Ethics Still Matter Today
We live in a time and place where it often feels like ethics and values are all too easily and frequently sacrificed. Early on in my program I had a conversation with someone who mentioned that he worked at a company that would fudge the numbers just to make them match their needs. A few days ago, a classmate expressed to me the importance of finding a reputable and ethical business partner or company to work with.
For me, whether it’s your employer, a business partner, a vendor or contractor that you hire, or anyone else you choose to work with, trust, honesty, and ethics are of the utmost importance.
A couple years back I worked for a development company that was raising money from private investors. I mentioned to someone once how seriously I took the responsibility of handling other peoples’ money. As careful as I may be with my own money I explained, I was ten times more prudent and cautious when handling investor capital. If I personally make a financial mistake, I alone suffer the consequences. As bad as that may be, it would be infinitely worse to me to lose someone else’s hard earned money.
Some professionals have a fiduciary responsibility that extends the ethical relationship to a legal one when handling the money of another person. But even without that legal mandate, the ethical and moral implications are very strong. In fact, for me, they’re even more powerful. Unfortunately, not everyone shares that feeling. Different people have different motivations for their behavior.
Origins of Morality
There’s a popular and frequently taught psychological theory known as Lawrence Kohlberg’s Stages of Moral Development. It suggests that as we age and mature, we behave morally for different reasons. We also adjust what we consider to be moral as we mature. For example, a three- or four-year-old may have little to no concept of right and wrong but doesn’t want to be punished. That child does “right” in order to not be reprimanded. Years later and now a pre-teen, that same child behaves in a societally appropriate manner in order to fit in. Thus, what’s considered moral is relative, and peer pressure can encourage positive behavior just as well as negative behavior.
Teenagers and young adults take it one step further, realizing that behaving well isn’t just about being liked, but it’s also about reciprocation. If I treat you well, you’ll return the favor. Whereas if I act like a jerk around you, you’ll probably treat me likewise. The final stage, which according to Kohlberg, most people never achieve, has more to do with a social or moral consciousness, a universal set of ethics that transcends the individual. This is where you do what’s right even when nobody else is around simply because it’s the right thing to do.

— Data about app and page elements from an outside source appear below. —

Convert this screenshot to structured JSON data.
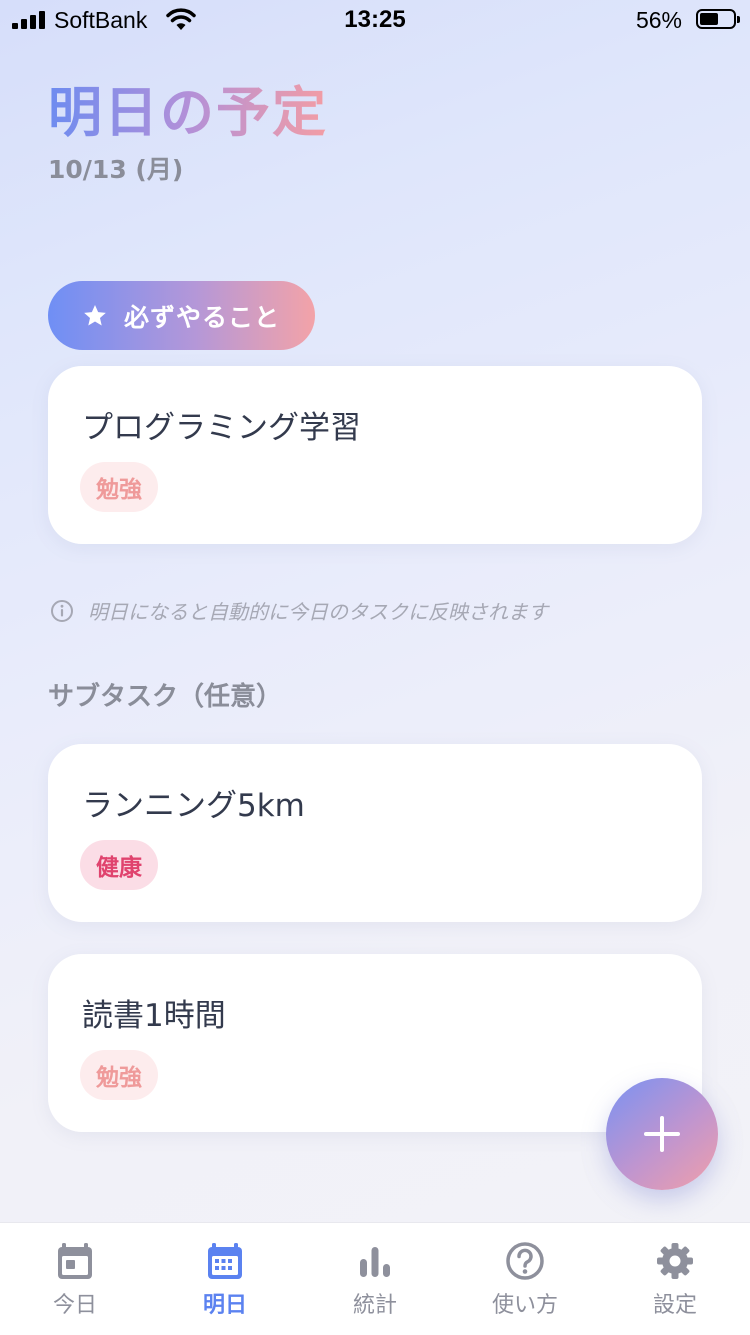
{
  "status_bar": {
    "carrier": "SoftBank",
    "time": "13:25",
    "battery_percent": "56%",
    "battery_level": 0.56
  },
  "header": {
    "title": "明日の予定",
    "date": "10/13 (月)"
  },
  "must_do": {
    "label": "必ずやること",
    "task": {
      "title": "プログラミング学習",
      "tag": "勉強"
    }
  },
  "info_note": "明日になると自動的に今日のタスクに反映されます",
  "subtasks": {
    "section_label": "サブタスク（任意）",
    "items": [
      {
        "title": "ランニング5km",
        "tag": "健康"
      },
      {
        "title": "読書1時間",
        "tag": "勉強"
      }
    ]
  },
  "colors": {
    "accent_blue": "#5b82f0",
    "accent_pink": "#f39da4",
    "tag_study_text": "#ef9a9a",
    "tag_health_text": "#e0436e"
  },
  "tab_bar": {
    "items": [
      {
        "label": "今日",
        "icon": "calendar-today-icon"
      },
      {
        "label": "明日",
        "icon": "calendar-icon"
      },
      {
        "label": "統計",
        "icon": "bar-chart-icon"
      },
      {
        "label": "使い方",
        "icon": "help-circle-icon"
      },
      {
        "label": "設定",
        "icon": "gear-icon"
      }
    ],
    "active_index": 1
  }
}
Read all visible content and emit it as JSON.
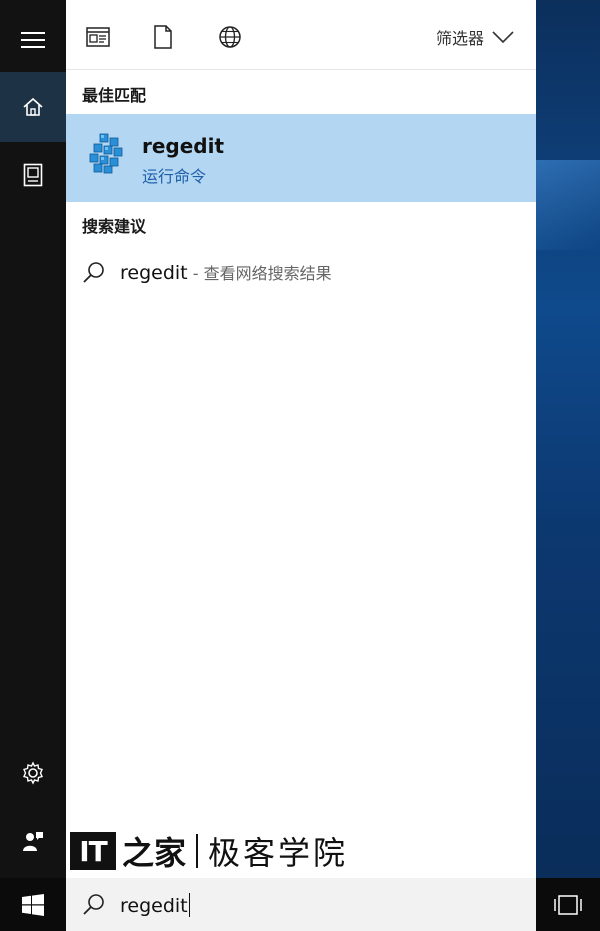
{
  "toolbar": {
    "icons": [
      "apps-icon",
      "document-icon",
      "web-icon"
    ],
    "filter_label": "筛选器"
  },
  "results": {
    "best_match_header": "最佳匹配",
    "best_match": {
      "icon": "regedit-icon",
      "title": "regedit",
      "subtitle": "运行命令"
    },
    "suggestions_header": "搜索建议",
    "suggestions": [
      {
        "icon": "search-icon",
        "query": "regedit",
        "hint": " - 查看网络搜索结果"
      }
    ]
  },
  "rail": {
    "items": [
      "hamburger-menu-icon",
      "home-icon",
      "notebook-icon",
      "settings-icon",
      "feedback-icon"
    ]
  },
  "watermark": {
    "badge": "IT",
    "brand_glyphs": "之家",
    "name": "极客学院"
  },
  "searchbox": {
    "value": "regedit"
  },
  "colors": {
    "selection": "#b3d7f2",
    "accent_text": "#1f5fa8",
    "rail_bg": "#121212",
    "rail_active": "#1d3345"
  }
}
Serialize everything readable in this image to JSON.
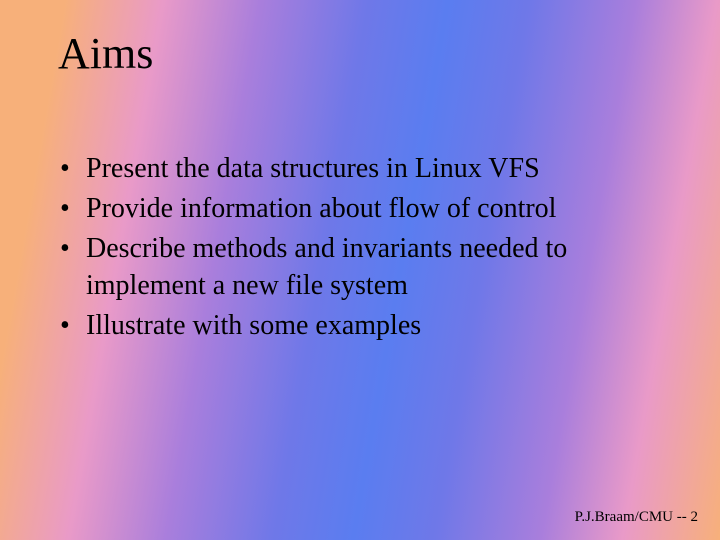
{
  "title": "Aims",
  "bullets": [
    "Present the data structures in Linux VFS",
    "Provide information about flow of control",
    "Describe methods and invariants needed to implement a new file system",
    "Illustrate with some examples"
  ],
  "footer": "P.J.Braam/CMU -- 2"
}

Society uses laws and regulations with adults to promote good behavior, threatening them with punishment, much the way a parent does a child. But adults know that there are things that we can get away with and things that we can’t. As a result, our behavior is often motivated based upon this fact. Odds are for example, that you can get away with speeding. Unless you drive recklessly, you probably won’t get pulled over for going slightly over the speed limit. This is why speeding is so prevalent.
Unfortunately, many people also misbehave in business when they feel relatively certain that they can get away with it. Employees spend time at work checking their social media accounts, steal office supplies, or leave assignments undone, assuming that your boss doesn’t constantly check in on you.
Taken things a little further, lower cost materials may be used in a construction project if the evidence can easily be hidden. Similarly, someone might skimp on details, claiming to have done their proper and thorough due diligence and research when in fact they just briefly glanced at something. Or perhaps, a financial officer decides to skim some money from the company knowing that she’s the only one regularly looking over the finances.
Society should do more to encourage moral behavior at a higher level. That is, instead of trying to scare people into behaving well (like children) by threatening them with legal penalties, fines, the loss of their job, or even jailtime, we ought to encourage people to behave at a moral level. We ought to think about the impact of our choices and actions, including how others may be impacted, even indirectly impacted. If you yell at the waiter at lunch, you may not only upset him, but also the other patrons at the restaurant and anyone else that that waiter may take their frustration out on later in the day. We should also do what’s right even if nobody will ever notice, thank you, share their appreciation, or do anything for you in return.
An Example of Hope
We had the opportunity recently to tour a residential development project. It’s a mid-rise building with studio and one-bedroom apartments. The developer showed us around and shared a few personal stories that told of the struggles he endured early in his career. When asked what he looks for in a partner, he responded by saying that he looks for three things, “intelligence, honesty, and ethics”. What a great answer and a reminder that ethics still matter.